▶ [Information]
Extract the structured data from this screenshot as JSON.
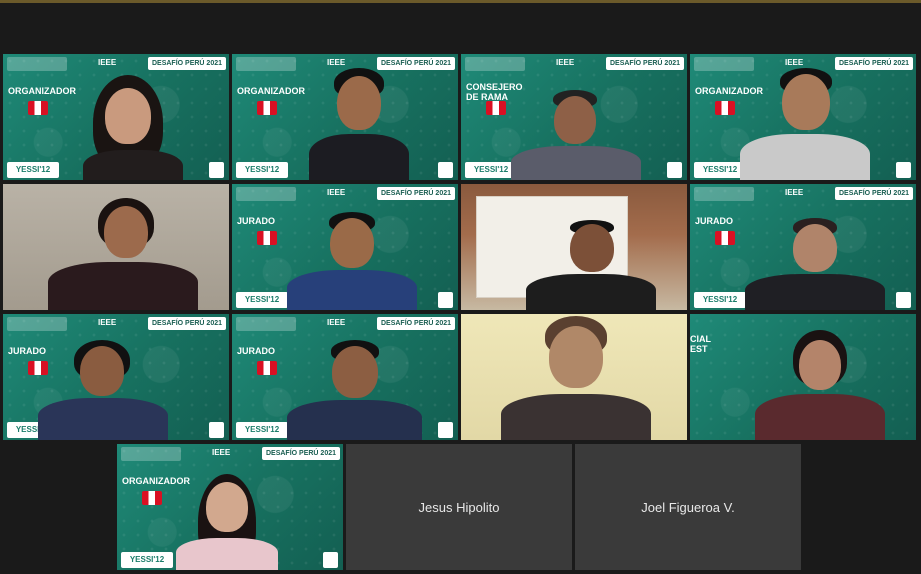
{
  "meeting": {
    "badge_text": "DESAFÍO PERÚ 2021",
    "ieee_text": "IEEE",
    "event_logo_text": "YESSI'12"
  },
  "tiles": [
    {
      "id": "t1",
      "role": "ORGANIZADOR"
    },
    {
      "id": "t2",
      "role": "ORGANIZADOR"
    },
    {
      "id": "t3",
      "role": "CONSEJERO\nDE RAMA"
    },
    {
      "id": "t4",
      "role": "ORGANIZADOR"
    },
    {
      "id": "t5",
      "role": ""
    },
    {
      "id": "t6",
      "role": "JURADO"
    },
    {
      "id": "t7",
      "role": ""
    },
    {
      "id": "t8",
      "role": "JURADO"
    },
    {
      "id": "t9",
      "role": "JURADO"
    },
    {
      "id": "t10",
      "role": "JURADO"
    },
    {
      "id": "t11",
      "role": ""
    },
    {
      "id": "t12",
      "role": "CIAL\nEST"
    },
    {
      "id": "t13",
      "role": "ORGANIZADOR"
    }
  ],
  "name_tiles": [
    {
      "name": "Jesus Hipolito"
    },
    {
      "name": "Joel Figueroa V."
    }
  ]
}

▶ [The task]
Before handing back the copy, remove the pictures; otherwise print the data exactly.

▶ [Solution to this exercise]
Extract the structured data from this screenshot as JSON.
{
  "meeting": {
    "badge_text": "DESAFÍO PERÚ 2021",
    "ieee_text": "IEEE",
    "event_logo_text": "YESSI'12"
  },
  "tiles": [
    {
      "id": "t1",
      "role": "ORGANIZADOR"
    },
    {
      "id": "t2",
      "role": "ORGANIZADOR"
    },
    {
      "id": "t3",
      "role": "CONSEJERO\nDE RAMA"
    },
    {
      "id": "t4",
      "role": "ORGANIZADOR"
    },
    {
      "id": "t5",
      "role": ""
    },
    {
      "id": "t6",
      "role": "JURADO"
    },
    {
      "id": "t7",
      "role": ""
    },
    {
      "id": "t8",
      "role": "JURADO"
    },
    {
      "id": "t9",
      "role": "JURADO"
    },
    {
      "id": "t10",
      "role": "JURADO"
    },
    {
      "id": "t11",
      "role": ""
    },
    {
      "id": "t12",
      "role": "CIAL\nEST"
    },
    {
      "id": "t13",
      "role": "ORGANIZADOR"
    }
  ],
  "name_tiles": [
    {
      "name": "Jesus Hipolito"
    },
    {
      "name": "Joel Figueroa V."
    }
  ]
}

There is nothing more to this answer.